:: WHAT YOU NEED TO DO ::
Copy out, from the data below, each line in which the word "title" occurs.

:: EXTRACTED DATA ::

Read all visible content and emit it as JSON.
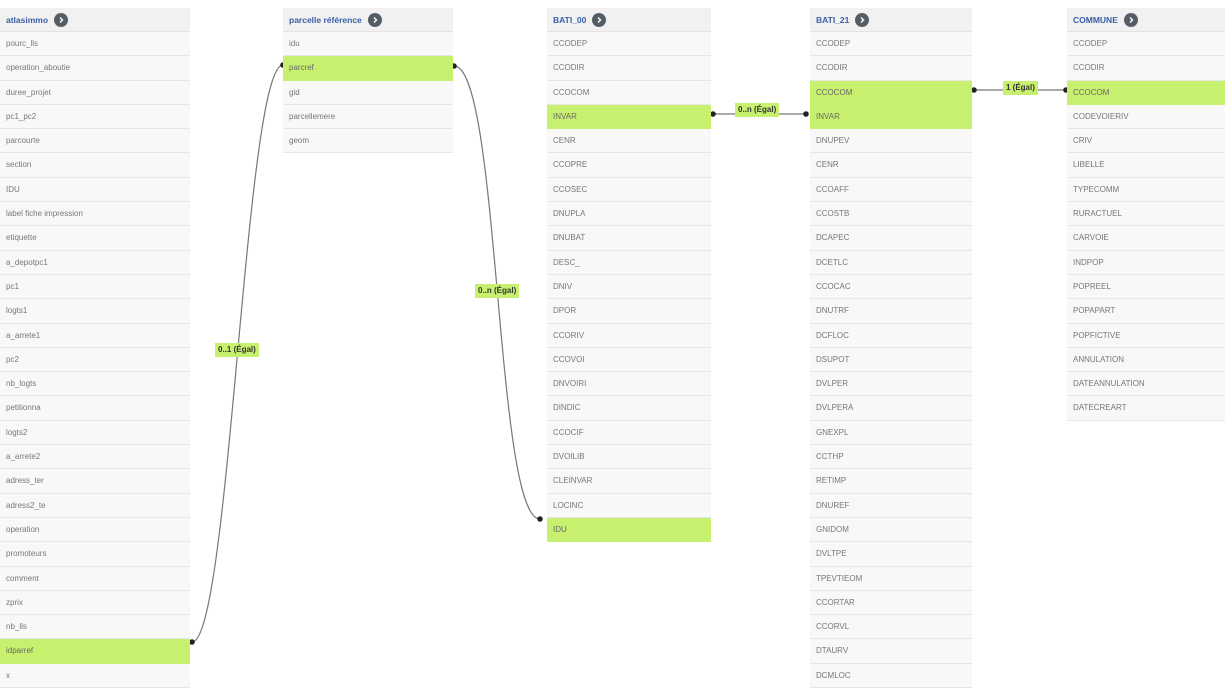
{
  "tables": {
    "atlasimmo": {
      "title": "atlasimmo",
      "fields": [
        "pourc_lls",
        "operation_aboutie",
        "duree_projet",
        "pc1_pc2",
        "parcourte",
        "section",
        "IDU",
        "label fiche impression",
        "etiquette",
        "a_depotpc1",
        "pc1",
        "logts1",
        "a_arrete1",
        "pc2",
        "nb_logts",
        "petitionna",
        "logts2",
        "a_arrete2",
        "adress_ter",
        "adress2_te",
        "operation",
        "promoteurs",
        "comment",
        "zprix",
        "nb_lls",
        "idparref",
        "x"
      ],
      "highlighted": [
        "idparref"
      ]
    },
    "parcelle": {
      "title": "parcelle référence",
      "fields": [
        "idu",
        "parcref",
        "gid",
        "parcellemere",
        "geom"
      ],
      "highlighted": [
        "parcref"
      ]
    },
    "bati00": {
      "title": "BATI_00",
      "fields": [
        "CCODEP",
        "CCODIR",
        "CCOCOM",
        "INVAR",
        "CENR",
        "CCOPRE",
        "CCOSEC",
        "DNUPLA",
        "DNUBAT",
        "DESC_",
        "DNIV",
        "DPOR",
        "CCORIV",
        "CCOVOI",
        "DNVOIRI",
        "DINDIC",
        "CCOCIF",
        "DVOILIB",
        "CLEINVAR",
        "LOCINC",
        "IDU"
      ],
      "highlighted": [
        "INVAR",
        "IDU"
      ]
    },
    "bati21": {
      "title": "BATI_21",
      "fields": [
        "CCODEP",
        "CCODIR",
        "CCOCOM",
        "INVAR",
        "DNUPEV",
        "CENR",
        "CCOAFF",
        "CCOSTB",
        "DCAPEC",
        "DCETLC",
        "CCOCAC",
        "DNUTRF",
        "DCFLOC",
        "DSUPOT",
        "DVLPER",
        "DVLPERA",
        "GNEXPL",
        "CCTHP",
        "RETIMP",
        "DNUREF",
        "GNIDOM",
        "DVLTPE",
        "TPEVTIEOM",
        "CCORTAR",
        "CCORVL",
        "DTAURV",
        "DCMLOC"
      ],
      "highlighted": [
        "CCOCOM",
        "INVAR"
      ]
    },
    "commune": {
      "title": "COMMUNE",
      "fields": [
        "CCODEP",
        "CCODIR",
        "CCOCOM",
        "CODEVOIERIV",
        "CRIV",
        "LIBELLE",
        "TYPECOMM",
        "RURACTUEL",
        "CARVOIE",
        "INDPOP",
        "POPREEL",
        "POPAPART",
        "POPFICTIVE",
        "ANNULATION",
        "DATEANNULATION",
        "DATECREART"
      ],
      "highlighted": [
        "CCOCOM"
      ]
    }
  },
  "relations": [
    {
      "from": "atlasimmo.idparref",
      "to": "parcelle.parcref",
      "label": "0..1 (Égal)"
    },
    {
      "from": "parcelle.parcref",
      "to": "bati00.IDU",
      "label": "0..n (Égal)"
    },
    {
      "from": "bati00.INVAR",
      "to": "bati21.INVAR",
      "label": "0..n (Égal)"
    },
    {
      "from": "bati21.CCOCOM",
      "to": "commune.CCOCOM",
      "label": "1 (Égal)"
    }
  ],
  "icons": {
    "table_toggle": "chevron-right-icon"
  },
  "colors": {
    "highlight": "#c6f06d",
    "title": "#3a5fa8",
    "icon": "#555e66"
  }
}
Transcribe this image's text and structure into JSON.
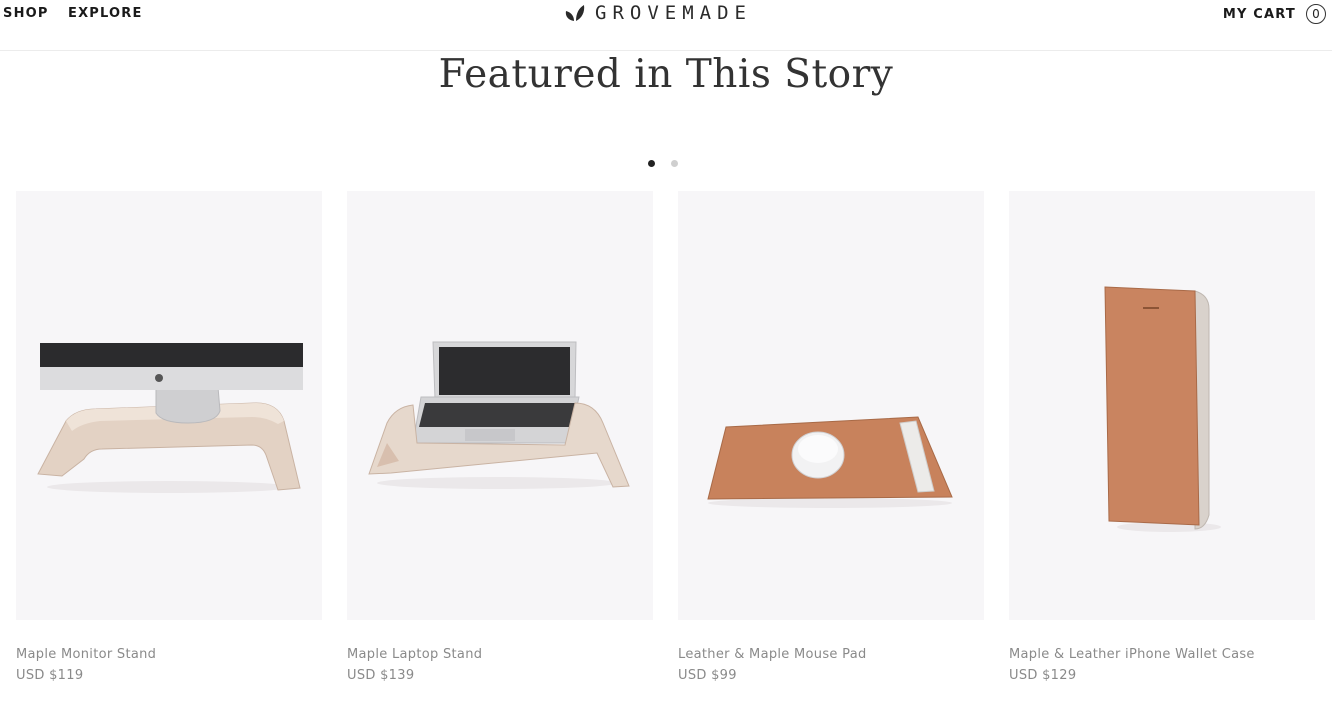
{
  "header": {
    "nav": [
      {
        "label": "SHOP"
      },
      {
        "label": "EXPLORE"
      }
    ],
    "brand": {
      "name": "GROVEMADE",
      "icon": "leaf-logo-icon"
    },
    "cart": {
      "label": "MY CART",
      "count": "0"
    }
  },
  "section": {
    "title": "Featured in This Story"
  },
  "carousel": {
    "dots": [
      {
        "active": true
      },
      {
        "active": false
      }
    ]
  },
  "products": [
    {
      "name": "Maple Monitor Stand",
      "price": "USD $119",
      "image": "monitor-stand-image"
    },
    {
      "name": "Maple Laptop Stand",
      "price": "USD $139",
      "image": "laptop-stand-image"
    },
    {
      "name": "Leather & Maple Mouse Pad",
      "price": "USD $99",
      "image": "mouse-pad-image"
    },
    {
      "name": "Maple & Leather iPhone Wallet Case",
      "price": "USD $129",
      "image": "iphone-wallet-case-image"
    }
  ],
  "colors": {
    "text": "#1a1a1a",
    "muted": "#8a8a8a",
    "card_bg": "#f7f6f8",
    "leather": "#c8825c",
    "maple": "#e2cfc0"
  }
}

:: PROBLEM SOLUTION ::
      "title": "atlasimmo",
      "title": "parcelle référence",
      "title": "BATI_00",
      "title": "BATI_21",
      "title": "COMMUNE",
    "title": "#3a5fa8",
    "title": "Featured in This Story"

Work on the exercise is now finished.